• [WHAT TO WORK ON]
Within the material below, filter for lines that hold the word "Animation".

• [THE RECORDS]

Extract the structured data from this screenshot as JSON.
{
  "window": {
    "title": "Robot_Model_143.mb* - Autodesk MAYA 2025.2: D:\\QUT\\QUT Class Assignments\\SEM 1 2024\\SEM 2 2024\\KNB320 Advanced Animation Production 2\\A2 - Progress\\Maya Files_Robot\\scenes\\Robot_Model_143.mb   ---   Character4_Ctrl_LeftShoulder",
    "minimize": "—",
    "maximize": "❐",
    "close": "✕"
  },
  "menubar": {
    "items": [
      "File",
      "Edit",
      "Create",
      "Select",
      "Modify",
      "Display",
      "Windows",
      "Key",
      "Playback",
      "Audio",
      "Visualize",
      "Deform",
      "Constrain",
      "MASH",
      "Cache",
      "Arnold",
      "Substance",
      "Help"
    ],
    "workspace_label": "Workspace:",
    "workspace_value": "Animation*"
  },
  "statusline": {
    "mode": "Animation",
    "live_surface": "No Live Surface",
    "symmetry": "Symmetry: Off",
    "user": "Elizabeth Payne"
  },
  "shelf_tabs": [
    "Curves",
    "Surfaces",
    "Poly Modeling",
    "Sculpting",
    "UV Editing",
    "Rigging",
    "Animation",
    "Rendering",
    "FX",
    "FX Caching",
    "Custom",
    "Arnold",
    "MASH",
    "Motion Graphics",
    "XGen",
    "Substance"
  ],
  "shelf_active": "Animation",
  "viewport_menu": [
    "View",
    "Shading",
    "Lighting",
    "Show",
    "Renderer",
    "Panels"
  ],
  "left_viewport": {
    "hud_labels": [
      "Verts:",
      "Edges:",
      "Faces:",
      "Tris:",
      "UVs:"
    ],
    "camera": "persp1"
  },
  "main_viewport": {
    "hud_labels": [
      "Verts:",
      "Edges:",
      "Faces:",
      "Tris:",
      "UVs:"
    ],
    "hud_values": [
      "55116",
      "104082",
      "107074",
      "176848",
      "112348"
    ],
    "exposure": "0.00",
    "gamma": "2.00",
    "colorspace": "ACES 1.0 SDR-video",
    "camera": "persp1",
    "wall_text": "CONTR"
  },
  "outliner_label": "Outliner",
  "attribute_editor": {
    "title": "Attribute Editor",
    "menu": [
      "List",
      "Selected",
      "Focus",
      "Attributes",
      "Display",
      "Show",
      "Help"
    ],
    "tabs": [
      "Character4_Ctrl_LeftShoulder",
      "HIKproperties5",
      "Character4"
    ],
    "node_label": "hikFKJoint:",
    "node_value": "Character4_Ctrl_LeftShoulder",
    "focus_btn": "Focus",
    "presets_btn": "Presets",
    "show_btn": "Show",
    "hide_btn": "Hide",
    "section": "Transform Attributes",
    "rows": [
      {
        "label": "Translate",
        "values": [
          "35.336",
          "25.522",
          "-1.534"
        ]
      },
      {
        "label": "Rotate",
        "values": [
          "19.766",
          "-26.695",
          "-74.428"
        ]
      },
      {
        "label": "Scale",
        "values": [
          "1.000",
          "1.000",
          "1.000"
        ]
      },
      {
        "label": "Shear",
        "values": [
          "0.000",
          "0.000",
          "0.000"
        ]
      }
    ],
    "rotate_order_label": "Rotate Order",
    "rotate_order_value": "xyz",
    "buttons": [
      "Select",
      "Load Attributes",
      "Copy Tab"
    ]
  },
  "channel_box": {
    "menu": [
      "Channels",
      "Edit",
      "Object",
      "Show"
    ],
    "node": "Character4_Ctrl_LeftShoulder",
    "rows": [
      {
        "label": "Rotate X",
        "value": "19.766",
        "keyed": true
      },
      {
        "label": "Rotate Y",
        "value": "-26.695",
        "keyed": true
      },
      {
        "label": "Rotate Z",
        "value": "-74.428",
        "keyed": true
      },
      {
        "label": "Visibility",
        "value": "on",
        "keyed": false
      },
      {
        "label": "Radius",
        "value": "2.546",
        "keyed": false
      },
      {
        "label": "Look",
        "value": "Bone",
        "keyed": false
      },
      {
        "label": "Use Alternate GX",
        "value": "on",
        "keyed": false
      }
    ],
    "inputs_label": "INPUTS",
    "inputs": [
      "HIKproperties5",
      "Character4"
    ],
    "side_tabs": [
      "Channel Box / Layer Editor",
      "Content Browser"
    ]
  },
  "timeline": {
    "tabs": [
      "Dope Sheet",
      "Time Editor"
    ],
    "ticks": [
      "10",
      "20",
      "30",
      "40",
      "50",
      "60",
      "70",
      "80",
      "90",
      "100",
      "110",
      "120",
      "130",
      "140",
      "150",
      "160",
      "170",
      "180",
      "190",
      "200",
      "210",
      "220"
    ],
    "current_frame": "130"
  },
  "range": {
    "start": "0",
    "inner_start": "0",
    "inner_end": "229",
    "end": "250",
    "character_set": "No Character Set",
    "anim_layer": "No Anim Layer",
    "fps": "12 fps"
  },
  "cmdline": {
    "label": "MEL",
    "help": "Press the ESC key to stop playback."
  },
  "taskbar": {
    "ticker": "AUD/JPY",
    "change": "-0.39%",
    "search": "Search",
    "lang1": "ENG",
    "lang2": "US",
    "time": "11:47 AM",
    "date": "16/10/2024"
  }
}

• [EXPECTED OUTPUT]
    "title": "Robot_Model_143.mb* - Autodesk MAYA 2025.2: D:\\QUT\\QUT Class Assignments\\SEM 1 2024\\SEM 2 2024\\KNB320 Advanced Animation Production 2\\A2 - Progress\\Maya Files_Robot\\scenes\\Robot_Model_143.mb   ---   Character4_Ctrl_LeftShoulder",
    "workspace_value": "Animation*"
    "mode": "Animation",
    "Animation",
  "shelf_active": "Animation",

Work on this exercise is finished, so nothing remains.